1 See The Effects of Mass Immigration Immigration Policy and the Terrorist Threat in Canada and the United States

2 For more information on Canadian immigration statistics, visit the Fraser Institute’s website.

Immigration — Population

Canada’s current birthrate of 1.6 children per female is below the 2.1 minimum needed to maintain viability as a nation. Governments have only lately begun to pay attention to the disastrous implications of this trend. In the past we have lived under the false security that any shortfall could be made up by increased immigration. It cannot.

Furthermore, in our secular quest for securing rights over responsibilities we have permitted the loss, since 1969, of over three million citizens through abortion. CHP Canada has championed a reversal of this trend by strengthening the family and advocating ‘Adoption over Abortion’ and has proposed practical solutions to this tragedy.

Studies conducted by the C.D. Howe Institute and the Fraser Institute confirm that there are greater financial, economic and social benefits to be gained by shifting the priority in population management away from immigration and toward domestic growth.

Immigration — Refugees

The foundation of a just refugee policy must reflect the core of our nation’s Judeo-Christian heritage; love for one’s neighbour, and hospitality and compassion for victims of oppression, persecution and natural disasters.

The standards that normally apply to admitting new immigrants will be waived (with the exception of the oath of loyalty) on humanitarian and compassionate grounds. Many refugees are unskilled and need extensive training in order to cope and adapt to our culture and find their place in Canada’s economy.

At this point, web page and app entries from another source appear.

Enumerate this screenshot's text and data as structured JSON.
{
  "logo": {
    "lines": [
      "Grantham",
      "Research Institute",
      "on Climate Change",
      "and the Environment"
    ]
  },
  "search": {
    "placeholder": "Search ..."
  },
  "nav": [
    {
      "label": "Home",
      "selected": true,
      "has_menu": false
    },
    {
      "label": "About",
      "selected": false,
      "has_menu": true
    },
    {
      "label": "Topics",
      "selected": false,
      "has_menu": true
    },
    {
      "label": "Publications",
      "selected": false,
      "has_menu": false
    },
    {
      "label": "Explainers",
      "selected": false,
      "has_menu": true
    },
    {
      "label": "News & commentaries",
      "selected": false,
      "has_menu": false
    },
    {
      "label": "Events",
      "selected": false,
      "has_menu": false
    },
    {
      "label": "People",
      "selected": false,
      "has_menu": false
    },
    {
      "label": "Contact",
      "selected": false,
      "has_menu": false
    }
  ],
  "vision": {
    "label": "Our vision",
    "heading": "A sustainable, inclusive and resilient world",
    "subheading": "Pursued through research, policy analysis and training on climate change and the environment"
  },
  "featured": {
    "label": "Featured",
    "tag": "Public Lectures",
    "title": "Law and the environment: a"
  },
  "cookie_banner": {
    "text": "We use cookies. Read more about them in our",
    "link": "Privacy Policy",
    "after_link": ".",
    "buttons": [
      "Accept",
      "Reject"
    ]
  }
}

To ensure that help for refugees is channeled properly and their needs are best met, CHP will involve faith-based groups in a sponsorship and training program.

In order to protect the process for legitimate refugees seeking refuge in Canada, we would track, stop, arrest, and if needed, deport individuals engaged in human smuggling.

The CHP will move toward processing refugee claims in the country of origin through its Canadian embassy, where the basis of a refugee’s claims can be properly verified.

The CHP will limit refugee’s rights to that of a prompt, fair hearing focused on qualifying genuine need cases.

The CHP will require that all refugee claimants convicted of refugee fraud be disqualified from entering Canada for life.

The CHP will require refugees to show their good-faith and loyalty to Canada by providing valuable contribution to infrastructure projects, the public service, or the military for five years upon being landed in Canada, upon completion of which the refugee would be qualified to apply for Canadian citizenship.

The CHP will require that refugees with questionable claims have a sponsor, whether it be a church group, a family member, or an individual philanthropist.  That sponsor would guarantee that the refugee abides by the law and does not become a burden on Canada’s social welfare system.